> _SUPPLIED INFORMATION_
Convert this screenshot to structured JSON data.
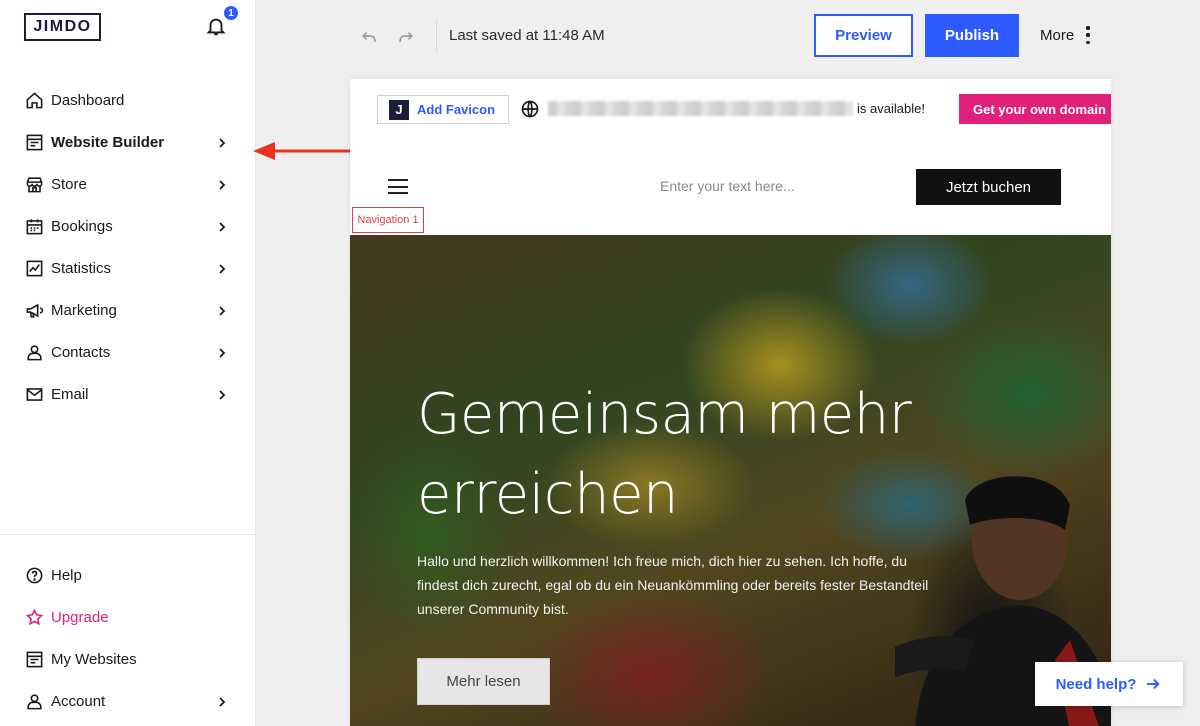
{
  "sidebar": {
    "logo": "JIMDO",
    "notification_count": "1",
    "items": [
      {
        "label": "Dashboard",
        "icon": "home-icon",
        "chevron": false
      },
      {
        "label": "Website Builder",
        "icon": "website-builder-icon",
        "chevron": true,
        "active": true
      },
      {
        "label": "Store",
        "icon": "store-icon",
        "chevron": true
      },
      {
        "label": "Bookings",
        "icon": "calendar-icon",
        "chevron": true
      },
      {
        "label": "Statistics",
        "icon": "chart-icon",
        "chevron": true
      },
      {
        "label": "Marketing",
        "icon": "megaphone-icon",
        "chevron": true
      },
      {
        "label": "Contacts",
        "icon": "person-icon",
        "chevron": true
      },
      {
        "label": "Email",
        "icon": "mail-icon",
        "chevron": true
      }
    ],
    "bottom_items": [
      {
        "label": "Help",
        "icon": "help-icon",
        "chevron": false
      },
      {
        "label": "Upgrade",
        "icon": "star-icon",
        "chevron": false,
        "color": "#e0207a"
      },
      {
        "label": "My Websites",
        "icon": "my-websites-icon",
        "chevron": false
      },
      {
        "label": "Account",
        "icon": "account-icon",
        "chevron": true
      }
    ]
  },
  "toolbar": {
    "saved_text": "Last saved at 11:48 AM",
    "preview_label": "Preview",
    "publish_label": "Publish",
    "more_label": "More"
  },
  "site": {
    "favicon_label": "Add Favicon",
    "favicon_letter": "J",
    "available_text": "is available!",
    "domain_button": "Get your own domain",
    "search_placeholder": "Enter your text here...",
    "book_button": "Jetzt buchen",
    "nav_tag": "Navigation 1",
    "hero_title": "Gemeinsam mehr erreichen",
    "hero_text": "Hallo und herzlich willkommen! Ich freue mich, dich hier zu sehen. Ich hoffe, du findest dich zurecht, egal ob du ein Neuankömmling oder bereits fester Bestandteil unserer Community bist.",
    "hero_button": "Mehr lesen"
  },
  "help_button": "Need help?",
  "colors": {
    "accent_blue": "#2d5bff",
    "brand_pink": "#e0207a",
    "annotation_red": "#e8321e"
  }
}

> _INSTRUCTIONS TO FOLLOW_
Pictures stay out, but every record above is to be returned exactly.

> _EXERCISE RESPONSE_
Convert this screenshot to structured JSON data.
{
  "sidebar": {
    "logo": "JIMDO",
    "notification_count": "1",
    "items": [
      {
        "label": "Dashboard",
        "icon": "home-icon",
        "chevron": false
      },
      {
        "label": "Website Builder",
        "icon": "website-builder-icon",
        "chevron": true,
        "active": true
      },
      {
        "label": "Store",
        "icon": "store-icon",
        "chevron": true
      },
      {
        "label": "Bookings",
        "icon": "calendar-icon",
        "chevron": true
      },
      {
        "label": "Statistics",
        "icon": "chart-icon",
        "chevron": true
      },
      {
        "label": "Marketing",
        "icon": "megaphone-icon",
        "chevron": true
      },
      {
        "label": "Contacts",
        "icon": "person-icon",
        "chevron": true
      },
      {
        "label": "Email",
        "icon": "mail-icon",
        "chevron": true
      }
    ],
    "bottom_items": [
      {
        "label": "Help",
        "icon": "help-icon",
        "chevron": false
      },
      {
        "label": "Upgrade",
        "icon": "star-icon",
        "chevron": false,
        "color": "#e0207a"
      },
      {
        "label": "My Websites",
        "icon": "my-websites-icon",
        "chevron": false
      },
      {
        "label": "Account",
        "icon": "account-icon",
        "chevron": true
      }
    ]
  },
  "toolbar": {
    "saved_text": "Last saved at 11:48 AM",
    "preview_label": "Preview",
    "publish_label": "Publish",
    "more_label": "More"
  },
  "site": {
    "favicon_label": "Add Favicon",
    "favicon_letter": "J",
    "available_text": "is available!",
    "domain_button": "Get your own domain",
    "search_placeholder": "Enter your text here...",
    "book_button": "Jetzt buchen",
    "nav_tag": "Navigation 1",
    "hero_title": "Gemeinsam mehr erreichen",
    "hero_text": "Hallo und herzlich willkommen! Ich freue mich, dich hier zu sehen. Ich hoffe, du findest dich zurecht, egal ob du ein Neuankömmling oder bereits fester Bestandteil unserer Community bist.",
    "hero_button": "Mehr lesen"
  },
  "help_button": "Need help?",
  "colors": {
    "accent_blue": "#2d5bff",
    "brand_pink": "#e0207a",
    "annotation_red": "#e8321e"
  }
}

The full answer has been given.